I haven't highlighted a rage phrase in quite a while. In fact, my last one was checkout-line rage, which I posted to Word Spy five years ago to the day. The template for all such phrases is, of course, the famous road rage, which first appeared around 1988. Road rage itself is fascinating in a sociological, sign-of-the-angry-times way, but it's also interesting when turned slightly and looked at from a linguistic angle. That's because the popularity of the phrase road rage made it extremely fertile, spawning dozens of X rage angers, from air rage to zoo rage. Think of a noun, add the word rage to it, and you've no doubt come up with a type of anger that somebody, somewhere has felt, although probably not yet written about. See the "Related Words" list, below, for a few of the rages that have made the leap to print.
Related Words: Categories:

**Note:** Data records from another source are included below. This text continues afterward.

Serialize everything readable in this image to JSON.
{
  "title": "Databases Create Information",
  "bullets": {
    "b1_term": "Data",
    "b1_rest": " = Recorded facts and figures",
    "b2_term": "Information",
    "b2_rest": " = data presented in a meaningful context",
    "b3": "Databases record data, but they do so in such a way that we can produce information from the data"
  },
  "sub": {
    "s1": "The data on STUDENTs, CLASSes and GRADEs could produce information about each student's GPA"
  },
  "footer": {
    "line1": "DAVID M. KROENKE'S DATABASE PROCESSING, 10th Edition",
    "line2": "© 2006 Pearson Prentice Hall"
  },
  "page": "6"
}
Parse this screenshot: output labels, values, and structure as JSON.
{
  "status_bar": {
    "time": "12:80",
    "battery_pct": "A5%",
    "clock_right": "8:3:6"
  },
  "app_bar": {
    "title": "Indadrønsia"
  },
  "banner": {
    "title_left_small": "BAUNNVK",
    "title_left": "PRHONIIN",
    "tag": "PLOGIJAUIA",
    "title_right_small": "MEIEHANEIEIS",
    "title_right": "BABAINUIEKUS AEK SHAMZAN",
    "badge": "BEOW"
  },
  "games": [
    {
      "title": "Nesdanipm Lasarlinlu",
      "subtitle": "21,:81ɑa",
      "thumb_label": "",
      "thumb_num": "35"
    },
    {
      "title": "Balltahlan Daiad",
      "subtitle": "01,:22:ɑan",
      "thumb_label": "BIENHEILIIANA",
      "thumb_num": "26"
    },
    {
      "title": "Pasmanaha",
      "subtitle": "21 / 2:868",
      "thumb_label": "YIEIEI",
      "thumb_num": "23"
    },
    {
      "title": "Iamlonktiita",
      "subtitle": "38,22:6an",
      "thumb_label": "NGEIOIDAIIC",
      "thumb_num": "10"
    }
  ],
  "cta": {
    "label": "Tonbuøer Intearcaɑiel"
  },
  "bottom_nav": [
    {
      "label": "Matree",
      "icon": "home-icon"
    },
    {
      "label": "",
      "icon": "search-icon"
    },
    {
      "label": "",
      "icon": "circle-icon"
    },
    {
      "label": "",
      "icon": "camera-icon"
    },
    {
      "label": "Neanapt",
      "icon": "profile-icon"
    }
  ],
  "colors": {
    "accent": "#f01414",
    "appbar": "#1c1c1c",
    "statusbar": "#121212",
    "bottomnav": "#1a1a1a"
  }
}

New words. 2013.

Look at other dictionaries:

  • rage rage — n. Anger directed at people who commit acts of road rage, air rage, and so on. Example Citation: It is important that we are not drawn into the trap of believing that conditions such as road rage , air rage and now computer rage exist in their… …   New words

  • checkout-line rage — n. Extreme anger caused by a perceived wrongdoing or a lengthy wait in the supermarket checkout line. Also: checkout line rage, checkout lane rage. Example Citations: The sin of anger has splintered into so many sub sections (think road rage,… …   New words

  • air rage — (AYR rayj) n. An airline passenger s physical or verbal assault of crew members or other passengers. Example Citation: Three [passengers] helped to pin down and handcuff [another passenger] after he threatened to kill the pilot and headbutt a… …   New words

  • road rage — (ROHD rayj) n. Extreme anger exhibited by a motorist in response to perceived injustices committed by other drivers. road rager n. road rage adj. Example Citation: Other research, which analyzed more than 10,000 road rage incidents, reported that …   New words

  • work rage — n. Extreme workplace anger exhibited by an employee who has been mistreated or fired. Example Citation: Not all the rage happens on the road, spewed by people making their way to and from work. Social scientists are measuring air rage in the sky …   New words

  • IT rage — (eye.TEE rayg) n. Extreme anger directed at computers and technology, particularly as a result of frustrations caused by a company s information technology policies or staff. Example Citation: In focus groups, we were repeatedly told about… …   New words

  • hedge rage — n. Extreme anger or aggression exhibited by a homeowner in response to a neighbor s massive or overgrown hedge. Example Citations: It s hardly surprising that high hedges are the thorny issue of many neighbourly disputes. Now SNP MSP Mark… …   New words

  • wrap rage — n. Extreme anger caused by product packaging that is difficult to open or manipulate. Also: wrapping rage. Example Citations: The crucible of wrap rage is, of course, the CD. It was universally repackaged in 1992, its old cardboard box replaced… …   New words

  • zoo rage — n. Extreme anger or aggression exhibited by a zoo animal towards zoo visitors. Example Citation: An angry chimp fired stones at zoo visitors after being wound up by teasing crowds. Mithu Mondal, 30, and her six year old daughter Nikita were hurt… …   New words

  • Web rage — n. Extreme anger caused by World Wide Web frustrations such slow downloads, nonexistent links, and information that is difficult to find. Example Citation: Stress management consultants have identified a new phenomenon as more people using the… …   New words